Cross-sectional comparison of the clinical characteristics of adults with early-onset and late-onset obsessive compulsive disorder

J Affect Disord. 2012 Feb;136(3):498-504. doi: 10.1016/j.jad.2011.11.001. Epub 2011 Nov 25.


Background: Age at onset (AAO) in obsessive compulsive disorder (OCD) may differentiate genetically and clinically heterogeneous subtypes.

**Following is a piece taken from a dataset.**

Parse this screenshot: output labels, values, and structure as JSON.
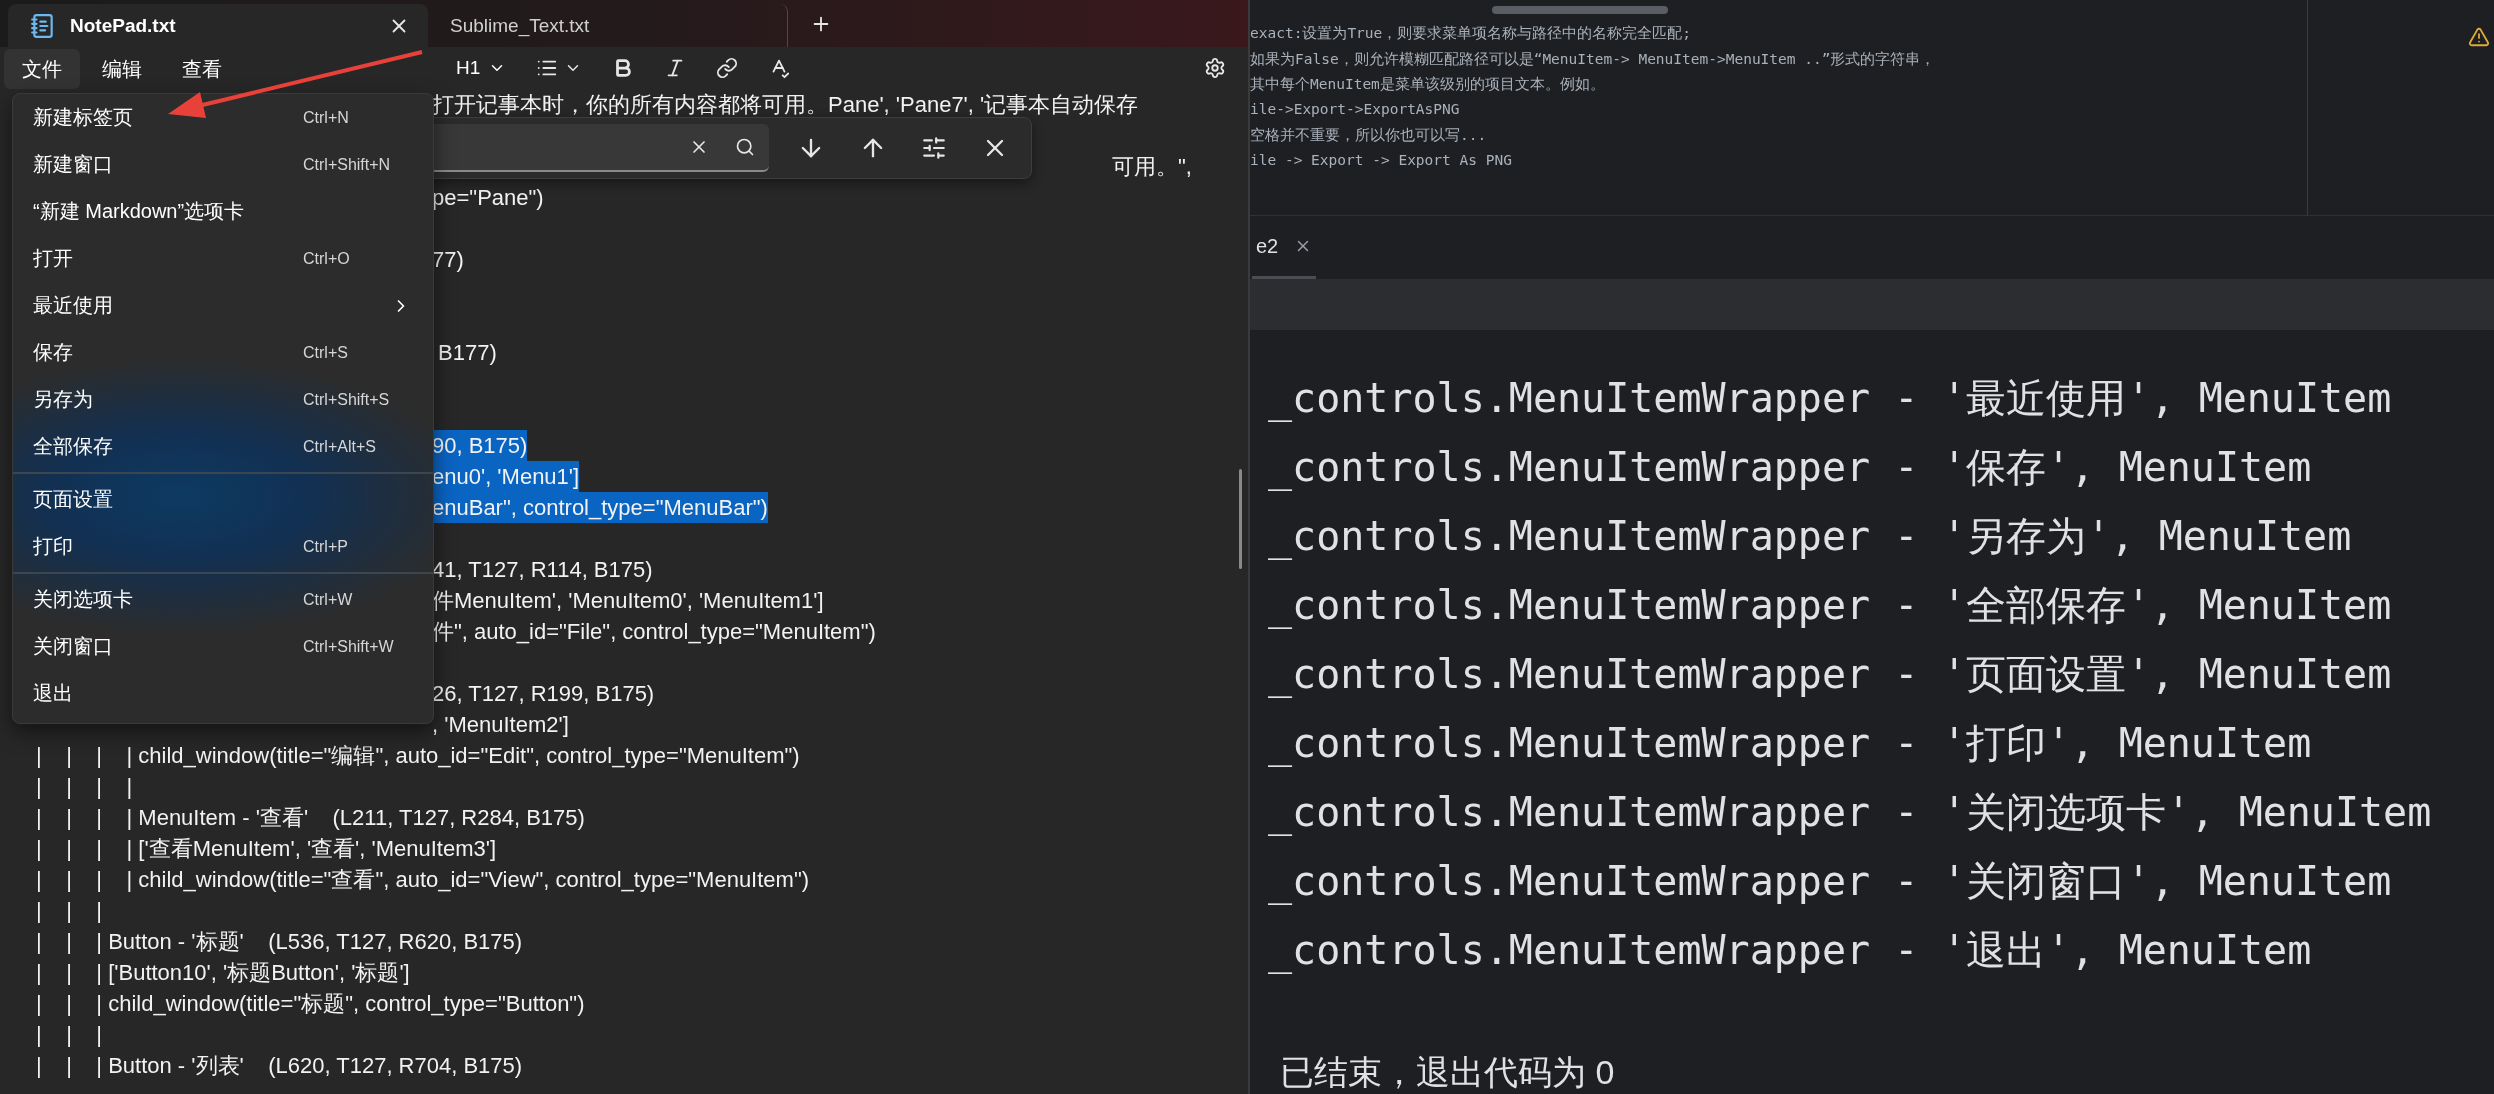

The current cross-sectional study compared the characteristics of early-onset OCD (onset age≤18 years) and late-onset OCD (onset age>18 years). The AAO cut-off was based on the onset distribution observed in our systematically recruited patients with OCD.

Methods: Six hundred and two (including 339 men and 263 women) outpatients meeting DSM-IV criteria of OCD were recruited from the Shanghai Mental Health Center and were screened by a battery of instruments: Yale-Brown Obsessive Compulsive Scale (YBOCS) attached Y-BOCS Symptom Checklist, Hamilton Depression Rating Scale (HAMD), Hamilton Anxiety Rating Scale (HAMA), and State-Trait Anxiety Inventory (STAI). The demographic and clinical characteristics of the 275 early-onset patients were compared to those of the 327 late-onset patients.

Results: Compared to patients with late-onset OCD, early-onset patients with OCD were significantly more likely to be male (66.9% vs. 47.4%, X2=23.1, p<0.001), to have a positive family history of mental illnesses (26.5% vs. 19.0%, X2=4.9, p=0.026), and to have a longer duration of illness [80.0 (SD=80.7) vs. 65.5 (SD=78.3) months, t600=3.17, p=0.002]. Early-onset patients also had significantly higher scores on the HAMA, HAMD, STAI2, and obsessive in Y-BOCS. The sexual and symmetry/exactness obsessions and the washing/cleaning compulsions were significantly more prevalent in the early-onset group.

Conclusions: The study of a large sample from mainland China confirms the findings from previous studies and supports the hypothesis that early-onset OCD is a demographically and clinically distinct subtype of OCD.

Publication types

  • Comparative Study
  • Research Support, Non-U.S. Gov't

MeSH terms

  • Adolescent
  • Adult
  • Age of Onset
  • Aged
  • Child
  • China
  • Cross-Sectional Studies
  • Female
  • Humans
  • Male
  • Middle Aged
  • Obsessive-Compulsive Disorder / epidemiology
  • Obsessive-Compulsive Disorder / psychology*
  • Young Adult